AN INTERVIEW WITH CHEF RENE ORTIZ
Rene Ortiz spent years traveling the world, cultivating his skills, and learning new techniques in the kitchen. Now he comes home to take part in the the James Beard Foundation, which brings foodies face-to-face with their favorite chefs and one-of-a-kind dining opportunities. We sat down with Chef Ortiz himself to get the scoop on what goes on in his kitchen.
Rue La La: You spent some time in NYC and overseas. How has that had an impact on your cooking?
Chef Ortiz: My cooking is a fusion of everything that I’ve done, places I’ve traveled through, and the knowledge I’ve picked up from working with really, really wonderful people. My food is a different interpretation of what Mexican food is – it’s my interpretation and I think it’s a fresher approach. Some people may call it “fluffy,” and I like that word. It means quality ingredients and usually something you could get in Mexico City. It started in La Esquina, has progressed overtime, and people are actually copying what we are doing and it’s fun.
Rue La La: Would you consider yourself a trendsetter in the world of Mexican food?
Chef Ortiz: Not a trendsetter, but I am trying to set a point of difference, like you would do with French food, or like David Chang has done with his food. It started as poor man’s food, but now it’s a little nicer and better quality. It’s a different approach, a lot of technique, and hard work, which people are receptive to.
Rue La La: Tell us about your techniques.
Chef Ortiz: We cook Abuelita’s food – grandma’s food, but bring in a little more of a technical side. My background is more like a French style of cooking. Slow and low, intense flavors. I’ve always tried to throw in a punch of chili. I love chili, I love balance. There’s so much I’ve learned from so many cultures and techniques. This is my renaissance of cooking.
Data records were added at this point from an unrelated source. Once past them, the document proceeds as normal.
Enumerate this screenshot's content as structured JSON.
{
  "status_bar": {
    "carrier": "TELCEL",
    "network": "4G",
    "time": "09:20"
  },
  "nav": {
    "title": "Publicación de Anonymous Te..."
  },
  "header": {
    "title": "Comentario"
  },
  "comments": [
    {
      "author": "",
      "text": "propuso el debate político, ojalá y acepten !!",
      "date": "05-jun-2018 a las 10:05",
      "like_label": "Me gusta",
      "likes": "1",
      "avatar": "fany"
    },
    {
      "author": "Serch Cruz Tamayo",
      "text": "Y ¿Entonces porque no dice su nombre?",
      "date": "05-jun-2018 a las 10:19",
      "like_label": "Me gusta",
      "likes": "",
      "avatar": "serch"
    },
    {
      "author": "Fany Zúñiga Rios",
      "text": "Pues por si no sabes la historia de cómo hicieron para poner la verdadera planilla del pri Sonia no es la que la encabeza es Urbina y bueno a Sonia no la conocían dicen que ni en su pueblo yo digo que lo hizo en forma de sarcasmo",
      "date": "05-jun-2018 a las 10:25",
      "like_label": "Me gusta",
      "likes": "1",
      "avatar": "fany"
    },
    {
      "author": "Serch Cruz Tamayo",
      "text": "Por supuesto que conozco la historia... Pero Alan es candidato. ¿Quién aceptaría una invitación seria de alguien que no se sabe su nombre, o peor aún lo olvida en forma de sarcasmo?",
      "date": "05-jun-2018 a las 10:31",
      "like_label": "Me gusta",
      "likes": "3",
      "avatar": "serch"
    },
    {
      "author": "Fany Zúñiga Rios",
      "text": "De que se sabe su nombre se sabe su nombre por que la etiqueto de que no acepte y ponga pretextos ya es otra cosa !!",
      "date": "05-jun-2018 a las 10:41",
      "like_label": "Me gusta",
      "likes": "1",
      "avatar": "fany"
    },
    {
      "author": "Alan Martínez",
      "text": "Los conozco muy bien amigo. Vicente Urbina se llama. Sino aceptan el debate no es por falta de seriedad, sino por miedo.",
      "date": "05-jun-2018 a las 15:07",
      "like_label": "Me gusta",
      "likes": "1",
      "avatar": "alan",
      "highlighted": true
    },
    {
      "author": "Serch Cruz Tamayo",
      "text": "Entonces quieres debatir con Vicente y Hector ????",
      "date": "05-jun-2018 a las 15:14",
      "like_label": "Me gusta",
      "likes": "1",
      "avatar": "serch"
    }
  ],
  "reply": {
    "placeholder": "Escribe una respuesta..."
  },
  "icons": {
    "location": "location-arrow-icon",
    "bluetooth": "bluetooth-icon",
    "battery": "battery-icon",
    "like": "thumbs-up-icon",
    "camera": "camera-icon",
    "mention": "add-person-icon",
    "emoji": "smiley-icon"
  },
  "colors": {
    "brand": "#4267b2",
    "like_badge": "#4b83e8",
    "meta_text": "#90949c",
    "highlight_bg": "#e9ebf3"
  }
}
Rue La La: Since we’re all style lovers at Rue La La… What is your “uniform” outside the kitchen?
Chef Ortiz: I’m definitely a Vans-wearing, dark-denim, T-shirt or button-down checkered shirt kind of guy. I love bow ties and I wear extremely large glasses too.
Rue La La: What does having a green-certified restaurant really mean?
Chef Ortiz: It encompasses everything – from the different types and amounts of chemicals and the materials used to build and maintain the restaurant, to our recycling program, the providers we use, to who we buy our chicken and dairy from.
Rue La La: It sounds like it’s something that’s pretty important to you. Are your guests aware of it?
Chef Ortiz: I’m not sure the guests know. It’s important to me though, being a consumer. It’s something I fell in love with. It’s a lot of work to maintain and understand and teach our kids at the restaurant how to do this.
Rue La La: What does the James Beard Foundation represent to you?
Chef Ortiz: It’s a wonderful thing. I totally love it. It’s beautiful. It’s an amazing place that has had so many amazing chefs. We are honored and excited to be part of it. Also, we get to go back to our city after being in Austin for 15 years. It’s like the church of chefs. I get to go see the Vatican of food. It’s a great, holy place for many chefs and cooks – it’s going to be a great honor to cook for these guests. We want them to have tons of fun.
Rue La La: Any food trends you just can’t stand?
Chef Ortiz: I don’t get the “air food” bit. I think food should be consumed as it is whole. I don’t feel altering a food in any way is the right thing to do. If I’m going to have an artichoke, I want to know it’s an artichoke and I want to taste the artichoke. We are real people, cooking the food of very hard-working people – and we need to celebrate that.
Rue La La: Tell us about a killer meal you ate recently.
Chef Ortiz: It would have to be Michael Mina’s restaurant, Bourbon Steak in Scottsdale, Arizona. I had the shin of the kobe beef that was cooked 61 degrees in clarified butter, grilled over oak, and it was absolutely amazing. It was beautiful. I think that was one of my most memorable meals.
Rue La La: Where do you see yourself in 2015?
Chef Ortiz: I’d like to see it go many places. I’d love to teach kids how to cook, or open a school as a non-profit. I see this restaurant evolving, turning into completely different identities and creating food in other places, other genres, but always staying true to our values and creating different energies under the La Condesa name.
Rue La La: We hear you have your staff listen to Baby Einstein. That can’t be true – can it?
Chef Ortiz: I do it once in a while now for fun. My staff has been with me for a while, which is a good thing and I told them that they needed to re-learn the essence of cooking for a better earth and start from the beginning. I have two children and could listen to that music all day long (laughter) – today I had Reading Rainbow on.